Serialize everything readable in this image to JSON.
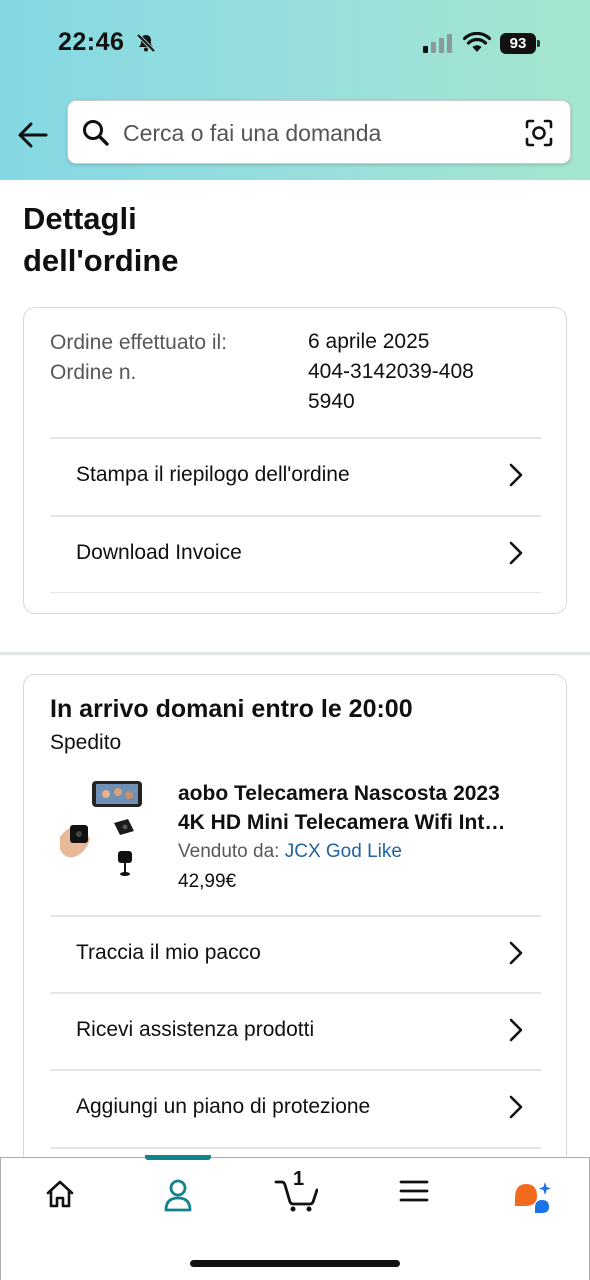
{
  "status_bar": {
    "time": "22:46",
    "battery": "93"
  },
  "search": {
    "placeholder": "Cerca o fai una domanda"
  },
  "page": {
    "title": "Dettagli dell'ordine"
  },
  "order_info": {
    "date_label": "Ordine effettuato il:",
    "date_value": "6 aprile 2025",
    "number_label": "Ordine n.",
    "number_value": "404-3142039-4085940",
    "actions": [
      {
        "label": "Stampa il riepilogo dell'ordine"
      },
      {
        "label": "Download Invoice"
      }
    ]
  },
  "shipment": {
    "title": "In arrivo domani entro le 20:00",
    "status": "Spedito",
    "product": {
      "title_line1": "aobo Telecamera Nascosta 2023",
      "title_line2": "4K HD Mini Telecamera Wifi Int…",
      "seller_label": "Venduto da:",
      "seller_name": "JCX God Like",
      "price": "42,99€"
    },
    "actions": [
      {
        "label": "Traccia il mio pacco"
      },
      {
        "label": "Ricevi assistenza prodotti"
      },
      {
        "label": "Aggiungi un piano di protezione"
      }
    ]
  },
  "tabbar": {
    "cart_count": "1",
    "tabs": [
      "home-icon",
      "account-icon",
      "cart-icon",
      "menu-icon",
      "rufus-ai-icon"
    ],
    "active_color": "#14828c"
  }
}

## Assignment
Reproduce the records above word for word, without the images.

## Output
Serialize everything readable in this image to JSON.
{
  "status_bar": {
    "time": "22:46",
    "battery": "93"
  },
  "search": {
    "placeholder": "Cerca o fai una domanda"
  },
  "page": {
    "title": "Dettagli dell'ordine"
  },
  "order_info": {
    "date_label": "Ordine effettuato il:",
    "date_value": "6 aprile 2025",
    "number_label": "Ordine n.",
    "number_value": "404-3142039-4085940",
    "actions": [
      {
        "label": "Stampa il riepilogo dell'ordine"
      },
      {
        "label": "Download Invoice"
      }
    ]
  },
  "shipment": {
    "title": "In arrivo domani entro le 20:00",
    "status": "Spedito",
    "product": {
      "title_line1": "aobo Telecamera Nascosta 2023",
      "title_line2": "4K HD Mini Telecamera Wifi Int…",
      "seller_label": "Venduto da:",
      "seller_name": "JCX God Like",
      "price": "42,99€"
    },
    "actions": [
      {
        "label": "Traccia il mio pacco"
      },
      {
        "label": "Ricevi assistenza prodotti"
      },
      {
        "label": "Aggiungi un piano di protezione"
      }
    ]
  },
  "tabbar": {
    "cart_count": "1",
    "tabs": [
      "home-icon",
      "account-icon",
      "cart-icon",
      "menu-icon",
      "rufus-ai-icon"
    ],
    "active_color": "#14828c"
  }
}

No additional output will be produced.